━━━ Records supplied ━━━

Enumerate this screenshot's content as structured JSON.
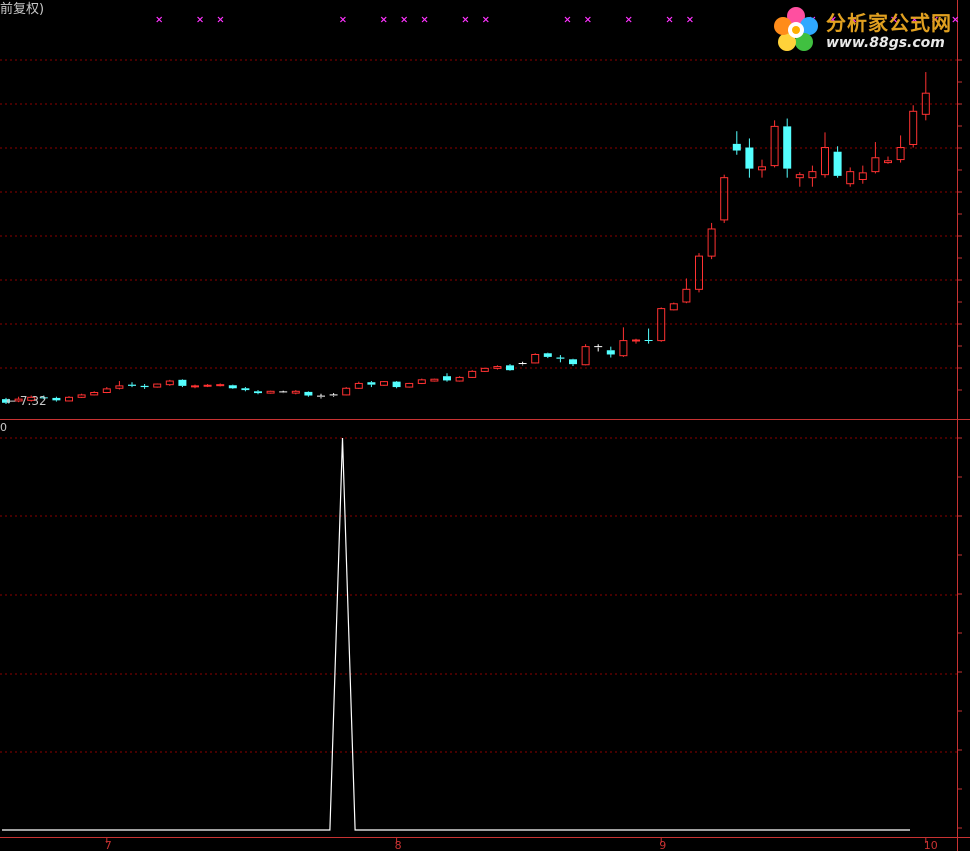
{
  "header": {
    "title": "前复权)"
  },
  "logo": {
    "name": "分析家公式网",
    "url": "www.88gs.com"
  },
  "colors": {
    "up": "#ff3232",
    "down": "#54ffff",
    "flat": "#ffffff",
    "signal": "#ff33ff",
    "grid": "#8b0000",
    "axis": "#c83232",
    "indicator": "#ffffff"
  },
  "chart_data": [
    {
      "type": "candlestick",
      "title": "",
      "price_label": "← 7.32",
      "value_scale_note": "y values in relative price units (unscaled axis, no tick labels shown)",
      "ylim": [
        7.2,
        13.0
      ],
      "grid": true,
      "candles": [
        {
          "o": 7.32,
          "h": 7.4,
          "l": 7.3,
          "c": 7.38,
          "col": "down"
        },
        {
          "o": 7.38,
          "h": 7.42,
          "l": 7.33,
          "c": 7.35,
          "col": "up"
        },
        {
          "o": 7.36,
          "h": 7.44,
          "l": 7.34,
          "c": 7.41,
          "col": "up"
        },
        {
          "o": 7.41,
          "h": 7.44,
          "l": 7.38,
          "c": 7.4,
          "col": "down"
        },
        {
          "o": 7.4,
          "h": 7.42,
          "l": 7.34,
          "c": 7.36,
          "col": "down"
        },
        {
          "o": 7.35,
          "h": 7.43,
          "l": 7.34,
          "c": 7.41,
          "col": "up"
        },
        {
          "o": 7.41,
          "h": 7.47,
          "l": 7.4,
          "c": 7.45,
          "col": "up"
        },
        {
          "o": 7.45,
          "h": 7.51,
          "l": 7.44,
          "c": 7.49,
          "col": "up"
        },
        {
          "o": 7.49,
          "h": 7.58,
          "l": 7.48,
          "c": 7.55,
          "col": "up"
        },
        {
          "o": 7.56,
          "h": 7.68,
          "l": 7.54,
          "c": 7.6,
          "col": "up"
        },
        {
          "o": 7.62,
          "h": 7.66,
          "l": 7.58,
          "c": 7.6,
          "col": "down"
        },
        {
          "o": 7.6,
          "h": 7.63,
          "l": 7.55,
          "c": 7.58,
          "col": "down"
        },
        {
          "o": 7.58,
          "h": 7.64,
          "l": 7.57,
          "c": 7.63,
          "col": "up"
        },
        {
          "o": 7.62,
          "h": 7.7,
          "l": 7.6,
          "c": 7.68,
          "col": "up"
        },
        {
          "o": 7.7,
          "h": 7.71,
          "l": 7.58,
          "c": 7.6,
          "col": "down"
        },
        {
          "o": 7.59,
          "h": 7.62,
          "l": 7.56,
          "c": 7.6,
          "col": "up"
        },
        {
          "o": 7.6,
          "h": 7.63,
          "l": 7.58,
          "c": 7.61,
          "col": "up"
        },
        {
          "o": 7.61,
          "h": 7.64,
          "l": 7.59,
          "c": 7.62,
          "col": "up"
        },
        {
          "o": 7.61,
          "h": 7.62,
          "l": 7.55,
          "c": 7.56,
          "col": "down"
        },
        {
          "o": 7.56,
          "h": 7.58,
          "l": 7.51,
          "c": 7.53,
          "col": "down"
        },
        {
          "o": 7.51,
          "h": 7.53,
          "l": 7.46,
          "c": 7.48,
          "col": "down"
        },
        {
          "o": 7.48,
          "h": 7.52,
          "l": 7.47,
          "c": 7.51,
          "col": "up"
        },
        {
          "o": 7.5,
          "h": 7.52,
          "l": 7.48,
          "c": 7.5,
          "col": "flat"
        },
        {
          "o": 7.48,
          "h": 7.53,
          "l": 7.46,
          "c": 7.51,
          "col": "up"
        },
        {
          "o": 7.5,
          "h": 7.51,
          "l": 7.42,
          "c": 7.44,
          "col": "down"
        },
        {
          "o": 7.43,
          "h": 7.47,
          "l": 7.39,
          "c": 7.43,
          "col": "flat"
        },
        {
          "o": 7.44,
          "h": 7.48,
          "l": 7.42,
          "c": 7.45,
          "col": "flat"
        },
        {
          "o": 7.45,
          "h": 7.58,
          "l": 7.44,
          "c": 7.56,
          "col": "up"
        },
        {
          "o": 7.56,
          "h": 7.67,
          "l": 7.55,
          "c": 7.64,
          "col": "up"
        },
        {
          "o": 7.66,
          "h": 7.68,
          "l": 7.58,
          "c": 7.62,
          "col": "down"
        },
        {
          "o": 7.61,
          "h": 7.68,
          "l": 7.6,
          "c": 7.67,
          "col": "up"
        },
        {
          "o": 7.67,
          "h": 7.68,
          "l": 7.56,
          "c": 7.58,
          "col": "down"
        },
        {
          "o": 7.58,
          "h": 7.65,
          "l": 7.57,
          "c": 7.64,
          "col": "up"
        },
        {
          "o": 7.64,
          "h": 7.72,
          "l": 7.63,
          "c": 7.7,
          "col": "up"
        },
        {
          "o": 7.68,
          "h": 7.72,
          "l": 7.67,
          "c": 7.71,
          "col": "up"
        },
        {
          "o": 7.76,
          "h": 7.81,
          "l": 7.67,
          "c": 7.69,
          "col": "down"
        },
        {
          "o": 7.68,
          "h": 7.76,
          "l": 7.67,
          "c": 7.74,
          "col": "up"
        },
        {
          "o": 7.74,
          "h": 7.86,
          "l": 7.73,
          "c": 7.84,
          "col": "up"
        },
        {
          "o": 7.84,
          "h": 7.9,
          "l": 7.83,
          "c": 7.89,
          "col": "up"
        },
        {
          "o": 7.89,
          "h": 7.94,
          "l": 7.87,
          "c": 7.92,
          "col": "up"
        },
        {
          "o": 7.94,
          "h": 7.96,
          "l": 7.85,
          "c": 7.86,
          "col": "down"
        },
        {
          "o": 7.96,
          "h": 8.0,
          "l": 7.94,
          "c": 7.97,
          "col": "flat"
        },
        {
          "o": 7.98,
          "h": 8.14,
          "l": 7.97,
          "c": 8.12,
          "col": "up"
        },
        {
          "o": 8.14,
          "h": 8.15,
          "l": 8.06,
          "c": 8.08,
          "col": "down"
        },
        {
          "o": 8.07,
          "h": 8.11,
          "l": 7.99,
          "c": 8.05,
          "col": "down"
        },
        {
          "o": 8.04,
          "h": 8.05,
          "l": 7.93,
          "c": 7.96,
          "col": "down"
        },
        {
          "o": 7.95,
          "h": 8.29,
          "l": 7.94,
          "c": 8.25,
          "col": "up"
        },
        {
          "o": 8.25,
          "h": 8.29,
          "l": 8.17,
          "c": 8.24,
          "col": "flat"
        },
        {
          "o": 8.19,
          "h": 8.25,
          "l": 8.07,
          "c": 8.12,
          "col": "down"
        },
        {
          "o": 8.1,
          "h": 8.57,
          "l": 8.08,
          "c": 8.35,
          "col": "up"
        },
        {
          "o": 8.35,
          "h": 8.38,
          "l": 8.3,
          "c": 8.36,
          "col": "up"
        },
        {
          "o": 8.36,
          "h": 8.55,
          "l": 8.3,
          "c": 8.35,
          "col": "down"
        },
        {
          "o": 8.35,
          "h": 8.9,
          "l": 8.33,
          "c": 8.88,
          "col": "up"
        },
        {
          "o": 8.86,
          "h": 8.98,
          "l": 8.85,
          "c": 8.96,
          "col": "up"
        },
        {
          "o": 8.99,
          "h": 9.38,
          "l": 8.97,
          "c": 9.2,
          "col": "up"
        },
        {
          "o": 9.2,
          "h": 9.8,
          "l": 9.15,
          "c": 9.75,
          "col": "up"
        },
        {
          "o": 9.75,
          "h": 10.3,
          "l": 9.7,
          "c": 10.2,
          "col": "up"
        },
        {
          "o": 10.35,
          "h": 11.1,
          "l": 10.3,
          "c": 11.05,
          "col": "up"
        },
        {
          "o": 11.61,
          "h": 11.82,
          "l": 11.43,
          "c": 11.5,
          "col": "down"
        },
        {
          "o": 11.55,
          "h": 11.7,
          "l": 11.05,
          "c": 11.2,
          "col": "down"
        },
        {
          "o": 11.18,
          "h": 11.35,
          "l": 11.05,
          "c": 11.23,
          "col": "up"
        },
        {
          "o": 11.25,
          "h": 12.0,
          "l": 11.22,
          "c": 11.9,
          "col": "up"
        },
        {
          "o": 11.9,
          "h": 12.03,
          "l": 11.05,
          "c": 11.2,
          "col": "down"
        },
        {
          "o": 11.05,
          "h": 11.14,
          "l": 10.9,
          "c": 11.1,
          "col": "up"
        },
        {
          "o": 11.05,
          "h": 11.25,
          "l": 10.9,
          "c": 11.15,
          "col": "up"
        },
        {
          "o": 11.1,
          "h": 11.8,
          "l": 11.05,
          "c": 11.55,
          "col": "up"
        },
        {
          "o": 11.48,
          "h": 11.57,
          "l": 11.05,
          "c": 11.08,
          "col": "down"
        },
        {
          "o": 11.15,
          "h": 11.22,
          "l": 10.9,
          "c": 10.95,
          "col": "up"
        },
        {
          "o": 11.02,
          "h": 11.25,
          "l": 10.95,
          "c": 11.13,
          "col": "up"
        },
        {
          "o": 11.15,
          "h": 11.64,
          "l": 11.12,
          "c": 11.38,
          "col": "up"
        },
        {
          "o": 11.33,
          "h": 11.4,
          "l": 11.28,
          "c": 11.3,
          "col": "up"
        },
        {
          "o": 11.35,
          "h": 11.75,
          "l": 11.3,
          "c": 11.55,
          "col": "up"
        },
        {
          "o": 11.6,
          "h": 12.25,
          "l": 11.55,
          "c": 12.15,
          "col": "up"
        },
        {
          "o": 12.1,
          "h": 12.8,
          "l": 12.0,
          "c": 12.45,
          "col": "up"
        }
      ],
      "signals": [
        3,
        5,
        6,
        12,
        14,
        15,
        16,
        18,
        19,
        23,
        24,
        26,
        28,
        29,
        35,
        36,
        37,
        39,
        40,
        41,
        42,
        43,
        45,
        46
      ]
    },
    {
      "type": "line",
      "y_label_top": "0",
      "ylim": [
        0,
        1
      ],
      "series": [
        {
          "values": [
            0,
            0,
            0,
            0,
            0,
            0,
            0,
            0,
            0,
            0,
            0,
            0,
            0,
            0,
            0,
            0,
            0,
            0,
            0,
            0,
            0,
            0,
            0,
            0,
            0,
            0,
            0,
            1,
            0,
            0,
            0,
            0,
            0,
            0,
            0,
            0,
            0,
            0,
            0,
            0,
            0,
            0,
            0,
            0,
            0,
            0,
            0,
            0,
            0,
            0,
            0,
            0,
            0,
            0,
            0,
            0,
            0,
            0,
            0,
            0,
            0,
            0,
            0,
            0,
            0,
            0,
            0,
            0,
            0,
            0,
            0,
            0,
            0
          ]
        }
      ]
    }
  ],
  "x_axis": {
    "ticks": [
      {
        "label": "7",
        "index": 8
      },
      {
        "label": "8",
        "index": 31
      },
      {
        "label": "9",
        "index": 52
      },
      {
        "label": "10",
        "index": 73
      }
    ]
  }
}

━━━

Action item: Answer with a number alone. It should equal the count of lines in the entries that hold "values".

Task answer: 2